Task item
In the entries below, find each line with the string "items" and copy it.

Study material
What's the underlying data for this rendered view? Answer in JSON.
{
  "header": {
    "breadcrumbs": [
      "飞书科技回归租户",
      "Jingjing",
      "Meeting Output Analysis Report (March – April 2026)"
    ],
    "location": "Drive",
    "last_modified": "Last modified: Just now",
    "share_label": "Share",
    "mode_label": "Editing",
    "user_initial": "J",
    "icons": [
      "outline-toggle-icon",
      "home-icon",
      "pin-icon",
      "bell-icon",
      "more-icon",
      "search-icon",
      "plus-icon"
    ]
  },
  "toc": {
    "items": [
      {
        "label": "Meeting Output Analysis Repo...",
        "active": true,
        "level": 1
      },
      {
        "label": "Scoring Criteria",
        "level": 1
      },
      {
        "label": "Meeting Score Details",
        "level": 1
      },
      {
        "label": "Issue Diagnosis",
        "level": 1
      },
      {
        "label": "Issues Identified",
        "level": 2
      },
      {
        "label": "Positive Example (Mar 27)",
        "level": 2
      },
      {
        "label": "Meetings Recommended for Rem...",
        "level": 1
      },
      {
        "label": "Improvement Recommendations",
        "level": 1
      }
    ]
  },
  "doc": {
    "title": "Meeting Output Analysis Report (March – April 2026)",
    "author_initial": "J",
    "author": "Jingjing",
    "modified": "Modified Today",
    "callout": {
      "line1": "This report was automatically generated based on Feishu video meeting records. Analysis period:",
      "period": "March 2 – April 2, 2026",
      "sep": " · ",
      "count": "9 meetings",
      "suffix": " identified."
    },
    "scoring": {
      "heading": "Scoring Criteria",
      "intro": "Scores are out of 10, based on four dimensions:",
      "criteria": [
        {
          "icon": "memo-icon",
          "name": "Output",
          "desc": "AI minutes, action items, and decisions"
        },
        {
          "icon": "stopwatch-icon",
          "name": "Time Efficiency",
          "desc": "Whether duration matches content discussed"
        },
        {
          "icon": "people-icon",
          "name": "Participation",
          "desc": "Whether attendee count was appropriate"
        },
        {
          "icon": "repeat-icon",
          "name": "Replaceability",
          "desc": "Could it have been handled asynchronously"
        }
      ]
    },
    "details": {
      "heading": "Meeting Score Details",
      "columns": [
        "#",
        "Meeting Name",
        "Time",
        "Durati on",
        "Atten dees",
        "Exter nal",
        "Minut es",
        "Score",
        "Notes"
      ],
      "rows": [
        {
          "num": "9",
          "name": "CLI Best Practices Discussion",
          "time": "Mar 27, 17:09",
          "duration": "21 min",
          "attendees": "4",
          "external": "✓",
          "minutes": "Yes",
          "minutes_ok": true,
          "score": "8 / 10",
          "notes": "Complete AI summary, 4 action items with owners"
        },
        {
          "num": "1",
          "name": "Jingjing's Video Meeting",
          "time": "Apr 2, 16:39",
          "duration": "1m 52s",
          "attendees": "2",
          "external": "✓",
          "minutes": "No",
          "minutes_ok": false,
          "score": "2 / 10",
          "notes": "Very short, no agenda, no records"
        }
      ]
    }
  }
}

Exercise output
    "items": [
          "desc": "AI minutes, action items, and decisions"
          "notes": "Complete AI summary, 4 action items with owners"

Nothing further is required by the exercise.